Hey, is that expensive production? No, it’s Hyperlapse! Fallout Boy used the free Instagram tool, which lets you make super-stable (and super-cool) timelapses for instant sharing, for its latest video, “Centuries.” To create it, the band’s agency sent a videographer out into Chicago to create clips, which were later brought together as a tribute to the city. It’s already clocked over a million views in just a couple of days, proof of how Hyperlapse, which launched in August, can lend quality-production clout to your creative efforts.
Impulse-buy while tweeting. Twitter’s announced plans to test a “Buy” button on select tweets from its test partners. The button will appear for a small percentage of US users; depending on how the tests fare, that percentage will increase over time. Once you click “Buy,” you’ll get product details and be prompted to enter shipping and product information, which is sent to the relevant merchant for delivery. Partners include Fancy, Gumroad, Musictoday, and Stripe.
A faster way to an agency short-list. You’ve heard of Tinder , which helps local singles hook up fast by scrolling through photos and starting up a chat. Now there’s Pitcher, an app that lets marketers do the same with agencies. To ensure you cover relevant ground, upload a pitch, complete with title, brand category, campaign type, budget, and number of agencies ideally involved. The app will then scroll through Amsterdam’s top 80 agencies and provide a shortlist, depending on the agency’s specialty, past clients, and media experience. Pitcher is currently available only for the Amsterdam market, but you can test it on Android or iPhone.
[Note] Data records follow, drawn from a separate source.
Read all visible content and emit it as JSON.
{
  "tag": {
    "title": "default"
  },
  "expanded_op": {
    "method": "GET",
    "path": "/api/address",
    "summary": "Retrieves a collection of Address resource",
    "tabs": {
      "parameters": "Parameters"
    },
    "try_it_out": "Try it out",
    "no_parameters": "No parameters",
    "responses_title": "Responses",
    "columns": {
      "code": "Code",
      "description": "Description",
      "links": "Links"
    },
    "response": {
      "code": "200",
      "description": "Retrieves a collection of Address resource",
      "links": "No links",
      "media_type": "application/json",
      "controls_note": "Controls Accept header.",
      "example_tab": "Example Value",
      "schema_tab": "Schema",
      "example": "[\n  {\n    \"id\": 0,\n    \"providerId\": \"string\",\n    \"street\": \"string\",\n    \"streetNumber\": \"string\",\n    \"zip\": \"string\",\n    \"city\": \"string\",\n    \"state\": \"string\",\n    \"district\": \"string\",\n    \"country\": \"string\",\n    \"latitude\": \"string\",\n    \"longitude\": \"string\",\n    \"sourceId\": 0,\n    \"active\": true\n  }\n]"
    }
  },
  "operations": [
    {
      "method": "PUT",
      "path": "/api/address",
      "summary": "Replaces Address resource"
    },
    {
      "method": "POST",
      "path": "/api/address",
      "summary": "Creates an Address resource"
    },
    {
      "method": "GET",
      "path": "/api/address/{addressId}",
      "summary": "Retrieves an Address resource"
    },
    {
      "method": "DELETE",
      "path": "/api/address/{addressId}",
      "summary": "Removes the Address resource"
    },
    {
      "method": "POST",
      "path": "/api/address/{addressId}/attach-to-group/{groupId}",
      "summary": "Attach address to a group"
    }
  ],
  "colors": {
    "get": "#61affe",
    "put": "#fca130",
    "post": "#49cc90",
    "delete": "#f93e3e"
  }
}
How to pitch a ho-hum product. HubSpot’s gathered five campaigns that cleverly promote products considered boring. The list includes well-knowns such as Tipp-Ex’s “A Hunter Shoots a Bear” and Virgin America’s foot-tappin’ safety video, but it also includes Esurance’s #EsuranceSave30 campaign. You don’t need to spend a lot to score big on social, but you might want to doodle out a few brainstorms to ensure you’re hitting the right buttons and staying on-message. (Incidentally, Doodle Revolution founder Sunni Brown has great tips for that.)
Don’t let a great post become a one-hit wonder. Boot Camp Digital’s got an infographic that explains how to promote content, then re-promote it weeks or months later to optimize your reach. Tips include Pinning infographics 4-6 times one month apart, and setting reminders that tell you when it’s time to repromote.
We’ll wrap with some quirky pop culture. In this bitingly funny video, video creator Paul Gale “reveals” why Starbucks baristas might often (and imaginatively) spell your name wrong. The video’s already scored 2.4 million views by triumphant people who actually seem thrilled to discover the “secret”; more interestingly, it riffs off a Starbucks quirk, which can be perceived as negative, in a way that endears people more to the brand and its people. That isn’t easy work, but it’s social media gold—and Starbucks is laughing along with him.